Increasing evidence suggests that fibroblast growth factors (FGFs) are neurotrophic in GnRH neurons. However, the extent to which FGFs are involved in establishing a functional GnRH system in the whole organism has not been investigated. In this study, transgenic mice with the expression of a dominant-negative FGF receptor mutant (FGFRm) targeted to GnRH neurons were generated to examine the consequence of disrupted FGF signaling on the formation of the GnRH system. To first test the effectiveness of this strategy, GT1 cells, a GnRH neuronal cell line, were stably transfected with FGFRm. The transfected cells showed attenuated neurite outgrowth, diminished FGF-2 responsiveness in a cell survival assay, and blunted activation of the signaling pathway in response to FGF-2. Transgenic mice expressing FGFRm in a GnRH neuron-specific manner exhibited a 30% reduction in GnRH neuron number, but the anatomical distribution of GnRH neurons was unaltered. Although these mice were initially fertile, they displayed several reproductive defects, including delayed puberty, reduced litter size, and early reproductive senescence. Overall, our results are the first to show, at the level of the organism, that FGFs are one of the important components involved in the formation and maintenance of the GnRH system.

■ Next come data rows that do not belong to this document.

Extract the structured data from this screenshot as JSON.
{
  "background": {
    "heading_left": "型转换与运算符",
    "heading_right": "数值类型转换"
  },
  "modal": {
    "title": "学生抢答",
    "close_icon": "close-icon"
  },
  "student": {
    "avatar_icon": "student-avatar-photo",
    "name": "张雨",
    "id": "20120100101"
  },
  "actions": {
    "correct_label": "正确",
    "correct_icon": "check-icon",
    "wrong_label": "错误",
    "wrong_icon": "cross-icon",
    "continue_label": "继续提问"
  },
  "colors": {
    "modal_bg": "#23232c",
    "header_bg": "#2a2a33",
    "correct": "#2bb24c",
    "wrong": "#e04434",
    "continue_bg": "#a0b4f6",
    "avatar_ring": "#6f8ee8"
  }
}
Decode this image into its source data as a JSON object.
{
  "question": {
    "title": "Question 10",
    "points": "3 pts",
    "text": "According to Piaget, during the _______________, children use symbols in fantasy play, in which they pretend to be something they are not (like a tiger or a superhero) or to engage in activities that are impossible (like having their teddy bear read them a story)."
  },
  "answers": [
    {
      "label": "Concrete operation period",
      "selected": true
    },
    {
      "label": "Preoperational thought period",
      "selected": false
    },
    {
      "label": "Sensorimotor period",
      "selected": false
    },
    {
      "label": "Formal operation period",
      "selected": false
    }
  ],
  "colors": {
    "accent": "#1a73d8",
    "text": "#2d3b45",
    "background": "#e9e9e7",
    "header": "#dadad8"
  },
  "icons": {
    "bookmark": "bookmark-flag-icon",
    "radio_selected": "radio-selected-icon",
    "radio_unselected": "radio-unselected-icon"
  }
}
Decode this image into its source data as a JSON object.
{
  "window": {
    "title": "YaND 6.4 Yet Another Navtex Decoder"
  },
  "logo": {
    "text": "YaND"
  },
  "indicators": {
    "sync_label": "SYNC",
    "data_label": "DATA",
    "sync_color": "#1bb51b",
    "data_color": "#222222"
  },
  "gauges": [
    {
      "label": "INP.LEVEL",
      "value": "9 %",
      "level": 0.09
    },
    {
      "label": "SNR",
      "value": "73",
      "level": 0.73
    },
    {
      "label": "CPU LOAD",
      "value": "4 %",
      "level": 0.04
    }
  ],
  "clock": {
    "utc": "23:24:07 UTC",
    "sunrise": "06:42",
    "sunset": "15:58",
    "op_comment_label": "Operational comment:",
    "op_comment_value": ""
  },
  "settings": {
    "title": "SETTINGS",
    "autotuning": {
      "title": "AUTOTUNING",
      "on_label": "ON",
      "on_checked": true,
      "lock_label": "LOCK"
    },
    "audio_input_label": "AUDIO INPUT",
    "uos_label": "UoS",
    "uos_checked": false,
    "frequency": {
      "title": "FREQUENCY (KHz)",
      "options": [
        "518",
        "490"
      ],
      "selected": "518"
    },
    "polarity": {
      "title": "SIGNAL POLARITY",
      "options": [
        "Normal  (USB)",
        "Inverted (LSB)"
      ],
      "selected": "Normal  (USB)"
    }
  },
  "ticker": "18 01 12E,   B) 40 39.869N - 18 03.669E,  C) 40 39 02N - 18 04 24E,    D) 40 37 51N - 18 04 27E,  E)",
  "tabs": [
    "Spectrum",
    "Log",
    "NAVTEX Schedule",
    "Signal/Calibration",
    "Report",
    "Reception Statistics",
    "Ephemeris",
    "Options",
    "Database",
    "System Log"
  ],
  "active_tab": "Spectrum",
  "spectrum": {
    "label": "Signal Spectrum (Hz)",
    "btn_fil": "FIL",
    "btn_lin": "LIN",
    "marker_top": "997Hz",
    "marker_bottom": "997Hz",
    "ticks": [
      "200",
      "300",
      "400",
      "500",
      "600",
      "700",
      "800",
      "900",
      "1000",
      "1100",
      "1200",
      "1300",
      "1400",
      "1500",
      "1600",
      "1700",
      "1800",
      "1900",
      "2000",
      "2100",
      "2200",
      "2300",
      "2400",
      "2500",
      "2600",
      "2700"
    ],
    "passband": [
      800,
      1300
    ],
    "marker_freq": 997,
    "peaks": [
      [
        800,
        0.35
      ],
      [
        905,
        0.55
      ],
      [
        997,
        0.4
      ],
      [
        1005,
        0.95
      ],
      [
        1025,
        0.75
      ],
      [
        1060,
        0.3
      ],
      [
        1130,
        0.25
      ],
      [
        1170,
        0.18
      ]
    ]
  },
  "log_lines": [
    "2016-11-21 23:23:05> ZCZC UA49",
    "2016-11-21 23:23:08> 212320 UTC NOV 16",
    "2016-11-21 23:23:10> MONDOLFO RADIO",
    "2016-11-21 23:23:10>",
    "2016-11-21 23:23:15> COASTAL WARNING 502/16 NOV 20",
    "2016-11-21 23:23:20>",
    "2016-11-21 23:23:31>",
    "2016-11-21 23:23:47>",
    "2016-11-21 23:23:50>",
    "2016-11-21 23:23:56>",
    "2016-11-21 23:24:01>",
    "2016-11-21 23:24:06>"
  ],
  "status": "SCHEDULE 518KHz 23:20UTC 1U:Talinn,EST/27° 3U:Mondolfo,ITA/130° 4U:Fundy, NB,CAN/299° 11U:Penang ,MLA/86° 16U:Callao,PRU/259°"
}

Tsai, Pei-San; Moenter, Suzanne M.; Postigo, Hector R.; El Majdoubi, Mohammed; Pak, Toni R.; Gill, John C.; Paruthiyil, Sreenivasan; Werner, Sabine; and Weiner, Richard I., "Targeted expression of a dominant-negative fibroblast growth factor (FGF) receptor in gonadotropin-releasing hormone (GnRH) neurons reduces FGF responsiveness and the size of GnRH neuronal population" (2005). Collected Faculty and Staff Scholarship. 306.
Copyright © 2005 by The Endocrine Society